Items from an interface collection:
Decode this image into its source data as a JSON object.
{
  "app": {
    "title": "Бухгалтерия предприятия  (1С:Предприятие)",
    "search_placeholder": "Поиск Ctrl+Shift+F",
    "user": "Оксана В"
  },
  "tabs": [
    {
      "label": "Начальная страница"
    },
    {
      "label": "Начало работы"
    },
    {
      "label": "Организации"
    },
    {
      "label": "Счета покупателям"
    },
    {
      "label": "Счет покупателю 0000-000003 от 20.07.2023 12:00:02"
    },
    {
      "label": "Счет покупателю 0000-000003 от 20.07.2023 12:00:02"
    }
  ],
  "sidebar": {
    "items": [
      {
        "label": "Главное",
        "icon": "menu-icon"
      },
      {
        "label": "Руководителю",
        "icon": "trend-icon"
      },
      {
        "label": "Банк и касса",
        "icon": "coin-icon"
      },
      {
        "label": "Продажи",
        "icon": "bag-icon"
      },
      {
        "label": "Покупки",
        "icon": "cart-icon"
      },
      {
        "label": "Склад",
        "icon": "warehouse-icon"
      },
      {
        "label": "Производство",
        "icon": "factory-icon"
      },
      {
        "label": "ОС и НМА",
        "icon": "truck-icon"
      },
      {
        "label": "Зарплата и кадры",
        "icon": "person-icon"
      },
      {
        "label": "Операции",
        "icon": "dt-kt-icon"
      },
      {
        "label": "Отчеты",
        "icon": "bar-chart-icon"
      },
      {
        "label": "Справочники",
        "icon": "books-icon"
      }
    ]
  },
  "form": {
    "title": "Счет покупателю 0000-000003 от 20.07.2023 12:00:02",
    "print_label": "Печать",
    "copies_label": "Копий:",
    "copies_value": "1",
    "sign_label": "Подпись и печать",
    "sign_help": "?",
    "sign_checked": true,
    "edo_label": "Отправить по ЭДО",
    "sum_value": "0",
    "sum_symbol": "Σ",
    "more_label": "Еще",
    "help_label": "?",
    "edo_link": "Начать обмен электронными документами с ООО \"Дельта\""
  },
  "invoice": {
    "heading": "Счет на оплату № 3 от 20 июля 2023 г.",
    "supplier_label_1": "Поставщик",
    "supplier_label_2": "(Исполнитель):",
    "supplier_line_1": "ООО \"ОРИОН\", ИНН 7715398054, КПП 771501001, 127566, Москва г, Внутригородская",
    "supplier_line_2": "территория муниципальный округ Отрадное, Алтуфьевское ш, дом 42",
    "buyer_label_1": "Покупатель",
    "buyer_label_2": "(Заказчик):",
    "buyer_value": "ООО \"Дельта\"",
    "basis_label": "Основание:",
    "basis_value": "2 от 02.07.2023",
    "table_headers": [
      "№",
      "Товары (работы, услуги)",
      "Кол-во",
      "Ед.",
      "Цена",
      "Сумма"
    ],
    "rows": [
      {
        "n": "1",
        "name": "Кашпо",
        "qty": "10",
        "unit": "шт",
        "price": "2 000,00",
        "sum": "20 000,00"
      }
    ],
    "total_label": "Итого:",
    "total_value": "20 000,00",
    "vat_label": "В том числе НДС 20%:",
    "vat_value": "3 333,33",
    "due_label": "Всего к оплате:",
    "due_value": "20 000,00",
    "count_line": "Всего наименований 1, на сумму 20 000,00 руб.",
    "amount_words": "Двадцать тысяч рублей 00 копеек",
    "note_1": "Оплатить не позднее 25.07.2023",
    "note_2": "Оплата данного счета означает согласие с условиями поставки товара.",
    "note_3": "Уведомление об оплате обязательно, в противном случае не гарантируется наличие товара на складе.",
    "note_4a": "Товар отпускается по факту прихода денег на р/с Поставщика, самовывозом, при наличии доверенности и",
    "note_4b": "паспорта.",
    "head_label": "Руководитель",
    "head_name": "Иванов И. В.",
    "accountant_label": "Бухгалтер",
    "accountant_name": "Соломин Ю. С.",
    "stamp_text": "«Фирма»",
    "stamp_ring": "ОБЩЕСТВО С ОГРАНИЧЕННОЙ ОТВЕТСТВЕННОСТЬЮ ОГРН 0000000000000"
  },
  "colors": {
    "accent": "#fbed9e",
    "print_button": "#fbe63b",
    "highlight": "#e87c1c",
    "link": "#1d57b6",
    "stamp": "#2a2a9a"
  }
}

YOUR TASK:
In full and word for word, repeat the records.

FINAL ANSWER:
Decode this image into its source data as a JSON object.
{
  "app": {
    "title": "Бухгалтерия предприятия  (1С:Предприятие)",
    "search_placeholder": "Поиск Ctrl+Shift+F",
    "user": "Оксана В"
  },
  "tabs": [
    {
      "label": "Начальная страница"
    },
    {
      "label": "Начало работы"
    },
    {
      "label": "Организации"
    },
    {
      "label": "Счета покупателям"
    },
    {
      "label": "Счет покупателю 0000-000003 от 20.07.2023 12:00:02"
    },
    {
      "label": "Счет покупателю 0000-000003 от 20.07.2023 12:00:02"
    }
  ],
  "sidebar": {
    "items": [
      {
        "label": "Главное",
        "icon": "menu-icon"
      },
      {
        "label": "Руководителю",
        "icon": "trend-icon"
      },
      {
        "label": "Банк и касса",
        "icon": "coin-icon"
      },
      {
        "label": "Продажи",
        "icon": "bag-icon"
      },
      {
        "label": "Покупки",
        "icon": "cart-icon"
      },
      {
        "label": "Склад",
        "icon": "warehouse-icon"
      },
      {
        "label": "Производство",
        "icon": "factory-icon"
      },
      {
        "label": "ОС и НМА",
        "icon": "truck-icon"
      },
      {
        "label": "Зарплата и кадры",
        "icon": "person-icon"
      },
      {
        "label": "Операции",
        "icon": "dt-kt-icon"
      },
      {
        "label": "Отчеты",
        "icon": "bar-chart-icon"
      },
      {
        "label": "Справочники",
        "icon": "books-icon"
      }
    ]
  },
  "form": {
    "title": "Счет покупателю 0000-000003 от 20.07.2023 12:00:02",
    "print_label": "Печать",
    "copies_label": "Копий:",
    "copies_value": "1",
    "sign_label": "Подпись и печать",
    "sign_help": "?",
    "sign_checked": true,
    "edo_label": "Отправить по ЭДО",
    "sum_value": "0",
    "sum_symbol": "Σ",
    "more_label": "Еще",
    "help_label": "?",
    "edo_link": "Начать обмен электронными документами с ООО \"Дельта\""
  },
  "invoice": {
    "heading": "Счет на оплату № 3 от 20 июля 2023 г.",
    "supplier_label_1": "Поставщик",
    "supplier_label_2": "(Исполнитель):",
    "supplier_line_1": "ООО \"ОРИОН\", ИНН 7715398054, КПП 771501001, 127566, Москва г, Внутригородская",
    "supplier_line_2": "территория муниципальный округ Отрадное, Алтуфьевское ш, дом 42",
    "buyer_label_1": "Покупатель",
    "buyer_label_2": "(Заказчик):",
    "buyer_value": "ООО \"Дельта\"",
    "basis_label": "Основание:",
    "basis_value": "2 от 02.07.2023",
    "table_headers": [
      "№",
      "Товары (работы, услуги)",
      "Кол-во",
      "Ед.",
      "Цена",
      "Сумма"
    ],
    "rows": [
      {
        "n": "1",
        "name": "Кашпо",
        "qty": "10",
        "unit": "шт",
        "price": "2 000,00",
        "sum": "20 000,00"
      }
    ],
    "total_label": "Итого:",
    "total_value": "20 000,00",
    "vat_label": "В том числе НДС 20%:",
    "vat_value": "3 333,33",
    "due_label": "Всего к оплате:",
    "due_value": "20 000,00",
    "count_line": "Всего наименований 1, на сумму 20 000,00 руб.",
    "amount_words": "Двадцать тысяч рублей 00 копеек",
    "note_1": "Оплатить не позднее 25.07.2023",
    "note_2": "Оплата данного счета означает согласие с условиями поставки товара.",
    "note_3": "Уведомление об оплате обязательно, в противном случае не гарантируется наличие товара на складе.",
    "note_4a": "Товар отпускается по факту прихода денег на р/с Поставщика, самовывозом, при наличии доверенности и",
    "note_4b": "паспорта.",
    "head_label": "Руководитель",
    "head_name": "Иванов И. В.",
    "accountant_label": "Бухгалтер",
    "accountant_name": "Соломин Ю. С.",
    "stamp_text": "«Фирма»",
    "stamp_ring": "ОБЩЕСТВО С ОГРАНИЧЕННОЙ ОТВЕТСТВЕННОСТЬЮ ОГРН 0000000000000"
  },
  "colors": {
    "accent": "#fbed9e",
    "print_button": "#fbe63b",
    "highlight": "#e87c1c",
    "link": "#1d57b6",
    "stamp": "#2a2a9a"
  }
}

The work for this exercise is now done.